Task description:
One line at a time, check the entries below for the word "label", and copy each line that has it.

Extracted records:
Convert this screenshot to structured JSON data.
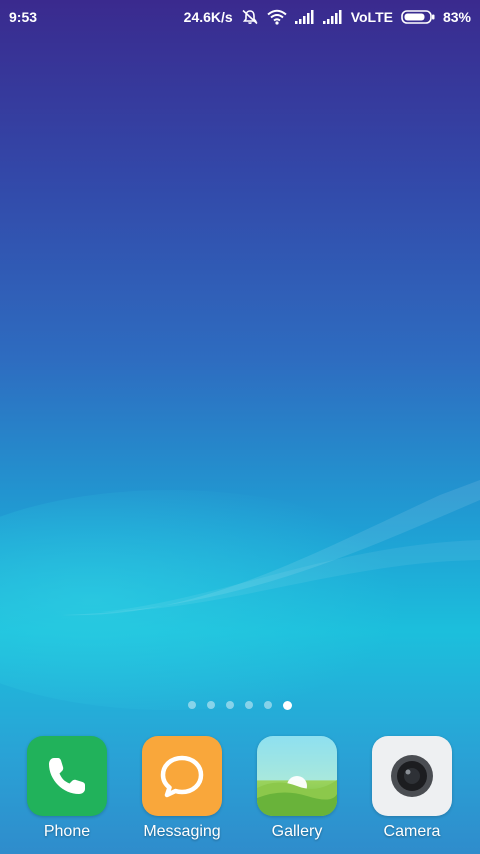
{
  "status_bar": {
    "time": "9:53",
    "network_speed": "24.6K/s",
    "volte": "VoLTE",
    "battery_percent": "83%",
    "icons": [
      "do-not-disturb-icon",
      "wifi-icon",
      "signal-sim1-icon",
      "signal-sim2-icon",
      "battery-icon"
    ]
  },
  "home": {
    "page_count": 6,
    "active_page": 6
  },
  "dock": {
    "apps": [
      {
        "label": "Phone",
        "icon": "phone-icon"
      },
      {
        "label": "Messaging",
        "icon": "messaging-icon"
      },
      {
        "label": "Gallery",
        "icon": "gallery-icon"
      },
      {
        "label": "Camera",
        "icon": "camera-icon"
      }
    ]
  },
  "colors": {
    "wallpaper_top": "#3a2a8e",
    "wallpaper_mid": "#1cbfdc",
    "phone": "#21b25b",
    "messaging": "#f9a73b",
    "camera": "#eef0f2"
  }
}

Exercise output:
        "label": "Phone",
        "label": "Messaging",
        "label": "Gallery",
        "label": "Camera",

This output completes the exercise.